• [How to complete this task]
Except for the pictures, write out all the records that follow exactly.

------ Extracted information ------

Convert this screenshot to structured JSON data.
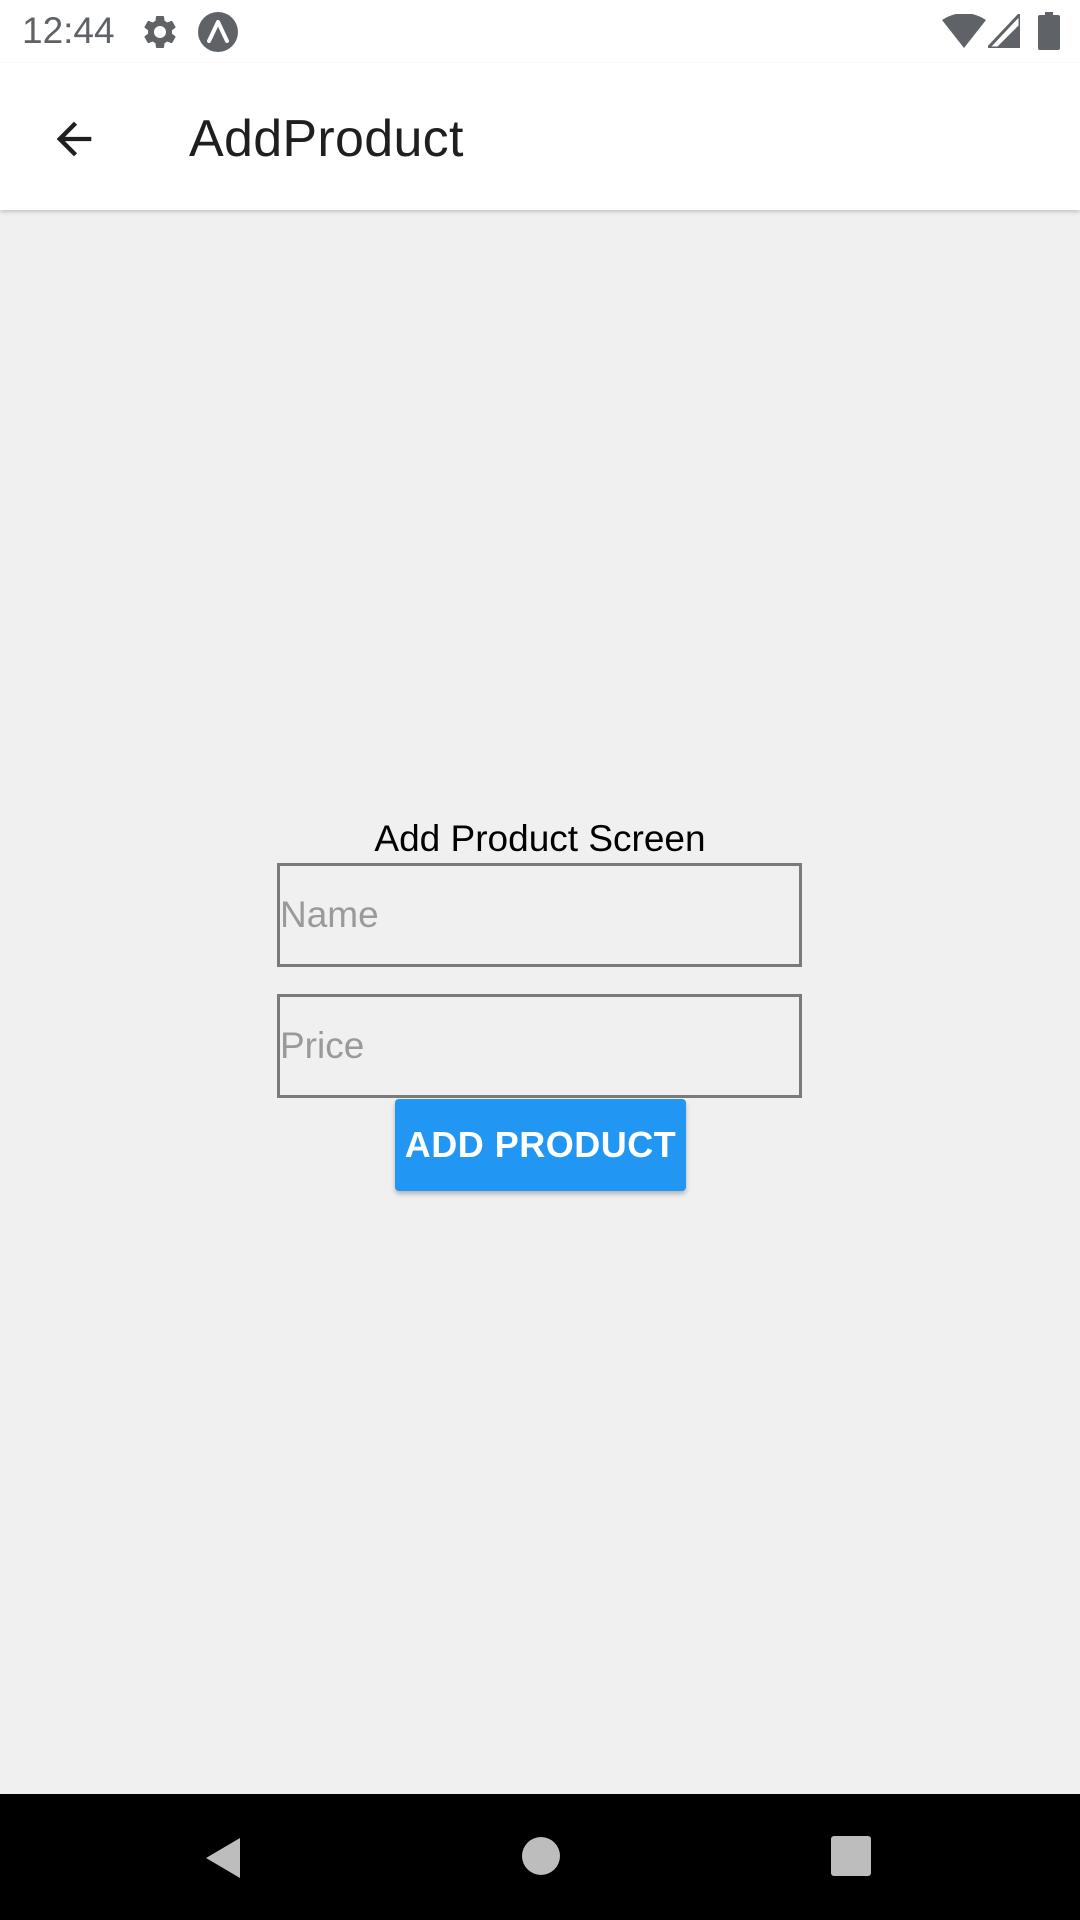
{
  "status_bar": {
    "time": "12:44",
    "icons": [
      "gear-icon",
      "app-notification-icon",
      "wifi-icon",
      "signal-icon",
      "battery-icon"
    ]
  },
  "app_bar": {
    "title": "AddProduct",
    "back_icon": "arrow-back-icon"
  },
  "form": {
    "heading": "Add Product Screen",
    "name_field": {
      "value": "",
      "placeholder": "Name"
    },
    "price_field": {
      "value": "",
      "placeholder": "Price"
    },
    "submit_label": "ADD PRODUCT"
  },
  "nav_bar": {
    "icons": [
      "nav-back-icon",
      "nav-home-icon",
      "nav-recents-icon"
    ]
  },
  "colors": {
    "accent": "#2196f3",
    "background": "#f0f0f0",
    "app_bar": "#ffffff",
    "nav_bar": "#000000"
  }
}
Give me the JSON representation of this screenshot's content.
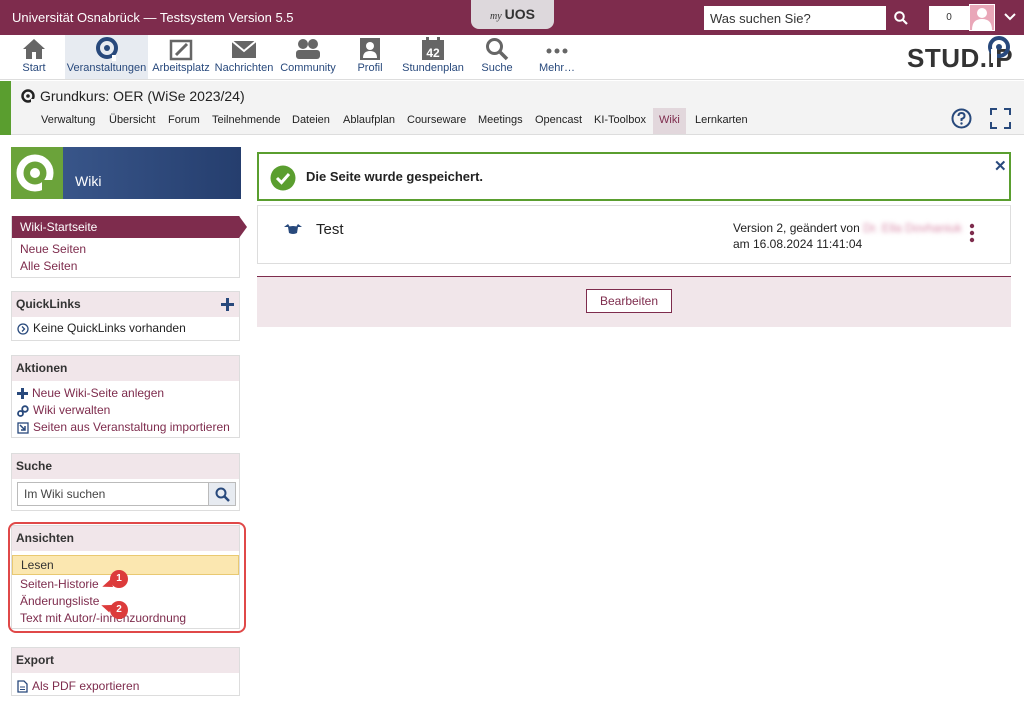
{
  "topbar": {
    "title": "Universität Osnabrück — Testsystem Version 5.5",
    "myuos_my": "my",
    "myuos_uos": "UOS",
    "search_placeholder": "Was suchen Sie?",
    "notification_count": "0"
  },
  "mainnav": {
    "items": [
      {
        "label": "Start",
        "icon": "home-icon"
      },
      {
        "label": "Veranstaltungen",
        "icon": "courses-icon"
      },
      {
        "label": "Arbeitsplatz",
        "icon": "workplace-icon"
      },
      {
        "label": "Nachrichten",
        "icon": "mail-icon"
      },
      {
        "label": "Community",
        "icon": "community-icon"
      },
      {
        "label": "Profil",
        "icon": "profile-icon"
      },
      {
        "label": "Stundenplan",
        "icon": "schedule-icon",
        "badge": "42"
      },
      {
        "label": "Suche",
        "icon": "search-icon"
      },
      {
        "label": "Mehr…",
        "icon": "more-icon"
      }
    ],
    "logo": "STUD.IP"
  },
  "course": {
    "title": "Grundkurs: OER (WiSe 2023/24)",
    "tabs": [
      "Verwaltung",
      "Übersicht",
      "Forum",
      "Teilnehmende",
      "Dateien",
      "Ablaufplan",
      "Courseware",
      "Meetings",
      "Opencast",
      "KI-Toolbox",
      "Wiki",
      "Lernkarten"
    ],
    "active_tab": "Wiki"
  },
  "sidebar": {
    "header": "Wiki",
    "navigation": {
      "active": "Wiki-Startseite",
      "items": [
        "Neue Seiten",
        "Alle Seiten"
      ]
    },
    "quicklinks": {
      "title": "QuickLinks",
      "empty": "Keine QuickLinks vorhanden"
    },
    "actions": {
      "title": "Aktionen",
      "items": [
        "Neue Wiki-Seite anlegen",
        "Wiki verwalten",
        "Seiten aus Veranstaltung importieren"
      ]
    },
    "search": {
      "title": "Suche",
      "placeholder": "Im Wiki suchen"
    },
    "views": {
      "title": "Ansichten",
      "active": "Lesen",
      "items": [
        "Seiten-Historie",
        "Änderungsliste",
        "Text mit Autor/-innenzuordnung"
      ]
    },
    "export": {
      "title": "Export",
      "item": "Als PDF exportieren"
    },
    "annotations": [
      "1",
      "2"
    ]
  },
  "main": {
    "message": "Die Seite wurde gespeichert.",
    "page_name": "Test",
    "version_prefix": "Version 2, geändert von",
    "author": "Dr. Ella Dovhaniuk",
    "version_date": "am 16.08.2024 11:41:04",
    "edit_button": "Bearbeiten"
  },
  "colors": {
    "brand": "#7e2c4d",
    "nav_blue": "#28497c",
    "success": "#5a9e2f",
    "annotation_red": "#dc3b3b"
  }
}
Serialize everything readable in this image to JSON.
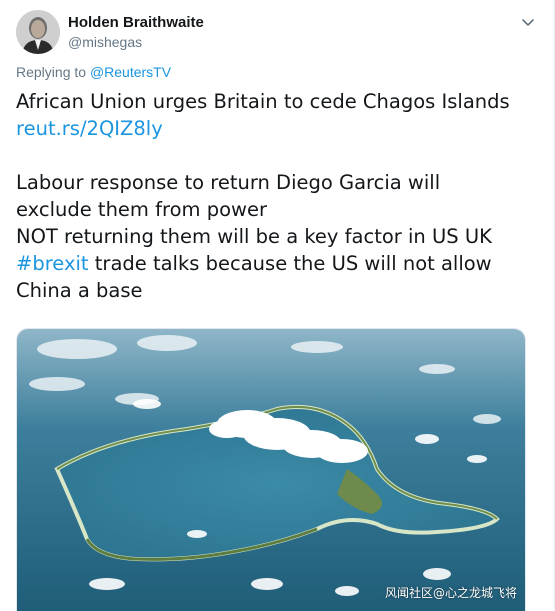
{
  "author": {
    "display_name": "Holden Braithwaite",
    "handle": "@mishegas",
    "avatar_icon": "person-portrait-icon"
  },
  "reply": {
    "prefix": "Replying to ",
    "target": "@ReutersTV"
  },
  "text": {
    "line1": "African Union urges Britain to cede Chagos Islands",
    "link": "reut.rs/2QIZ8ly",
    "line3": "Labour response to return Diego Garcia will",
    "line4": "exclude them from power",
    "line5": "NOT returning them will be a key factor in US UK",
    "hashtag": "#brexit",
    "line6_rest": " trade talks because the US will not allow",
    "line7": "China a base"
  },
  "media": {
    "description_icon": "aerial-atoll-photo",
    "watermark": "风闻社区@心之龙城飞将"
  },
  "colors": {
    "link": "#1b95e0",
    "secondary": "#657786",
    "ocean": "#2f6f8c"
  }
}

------

• [Solution to the problem]
Convert this screenshot to structured JSON data.
{
  "status_bar": {
    "time": "12:44",
    "icons": [
      "gear-icon",
      "app-notification-icon",
      "wifi-icon",
      "signal-icon",
      "battery-icon"
    ]
  },
  "app_bar": {
    "title": "AddProduct",
    "back_icon": "arrow-back-icon"
  },
  "form": {
    "heading": "Add Product Screen",
    "name_field": {
      "value": "",
      "placeholder": "Name"
    },
    "price_field": {
      "value": "",
      "placeholder": "Price"
    },
    "submit_label": "ADD PRODUCT"
  },
  "nav_bar": {
    "icons": [
      "nav-back-icon",
      "nav-home-icon",
      "nav-recents-icon"
    ]
  },
  "colors": {
    "accent": "#2196f3",
    "background": "#f0f0f0",
    "app_bar": "#ffffff",
    "nav_bar": "#000000"
  }
}
Give me the JSON representation of this screenshot's content.
{
  "topbar": {
    "title": "Universität Osnabrück — Testsystem Version 5.5",
    "myuos_my": "my",
    "myuos_uos": "UOS",
    "search_placeholder": "Was suchen Sie?",
    "notification_count": "0"
  },
  "mainnav": {
    "items": [
      {
        "label": "Start",
        "icon": "home-icon"
      },
      {
        "label": "Veranstaltungen",
        "icon": "courses-icon"
      },
      {
        "label": "Arbeitsplatz",
        "icon": "workplace-icon"
      },
      {
        "label": "Nachrichten",
        "icon": "mail-icon"
      },
      {
        "label": "Community",
        "icon": "community-icon"
      },
      {
        "label": "Profil",
        "icon": "profile-icon"
      },
      {
        "label": "Stundenplan",
        "icon": "schedule-icon",
        "badge": "42"
      },
      {
        "label": "Suche",
        "icon": "search-icon"
      },
      {
        "label": "Mehr…",
        "icon": "more-icon"
      }
    ],
    "logo": "STUD.IP"
  },
  "course": {
    "title": "Grundkurs: OER (WiSe 2023/24)",
    "tabs": [
      "Verwaltung",
      "Übersicht",
      "Forum",
      "Teilnehmende",
      "Dateien",
      "Ablaufplan",
      "Courseware",
      "Meetings",
      "Opencast",
      "KI-Toolbox",
      "Wiki",
      "Lernkarten"
    ],
    "active_tab": "Wiki"
  },
  "sidebar": {
    "header": "Wiki",
    "navigation": {
      "active": "Wiki-Startseite",
      "items": [
        "Neue Seiten",
        "Alle Seiten"
      ]
    },
    "quicklinks": {
      "title": "QuickLinks",
      "empty": "Keine QuickLinks vorhanden"
    },
    "actions": {
      "title": "Aktionen",
      "items": [
        "Neue Wiki-Seite anlegen",
        "Wiki verwalten",
        "Seiten aus Veranstaltung importieren"
      ]
    },
    "search": {
      "title": "Suche",
      "placeholder": "Im Wiki suchen"
    },
    "views": {
      "title": "Ansichten",
      "active": "Lesen",
      "items": [
        "Seiten-Historie",
        "Änderungsliste",
        "Text mit Autor/-innenzuordnung"
      ]
    },
    "export": {
      "title": "Export",
      "item": "Als PDF exportieren"
    },
    "annotations": [
      "1",
      "2"
    ]
  },
  "main": {
    "message": "Die Seite wurde gespeichert.",
    "page_name": "Test",
    "version_prefix": "Version 2, geändert von",
    "author": "Dr. Ella Dovhaniuk",
    "version_date": "am 16.08.2024 11:41:04",
    "edit_button": "Bearbeiten"
  },
  "colors": {
    "brand": "#7e2c4d",
    "nav_blue": "#28497c",
    "success": "#5a9e2f",
    "annotation_red": "#dc3b3b"
  }
}
Serialize everything readable in this image to JSON.
{
  "author": {
    "display_name": "Holden Braithwaite",
    "handle": "@mishegas",
    "avatar_icon": "person-portrait-icon"
  },
  "reply": {
    "prefix": "Replying to ",
    "target": "@ReutersTV"
  },
  "text": {
    "line1": "African Union urges Britain to cede Chagos Islands",
    "link": "reut.rs/2QIZ8ly",
    "line3": "Labour response to return Diego Garcia will",
    "line4": "exclude them from power",
    "line5": "NOT returning them will be a key factor in US UK",
    "hashtag": "#brexit",
    "line6_rest": " trade talks because the US will not allow",
    "line7": "China a base"
  },
  "media": {
    "description_icon": "aerial-atoll-photo",
    "watermark": "风闻社区@心之龙城飞将"
  },
  "colors": {
    "link": "#1b95e0",
    "secondary": "#657786",
    "ocean": "#2f6f8c"
  }
}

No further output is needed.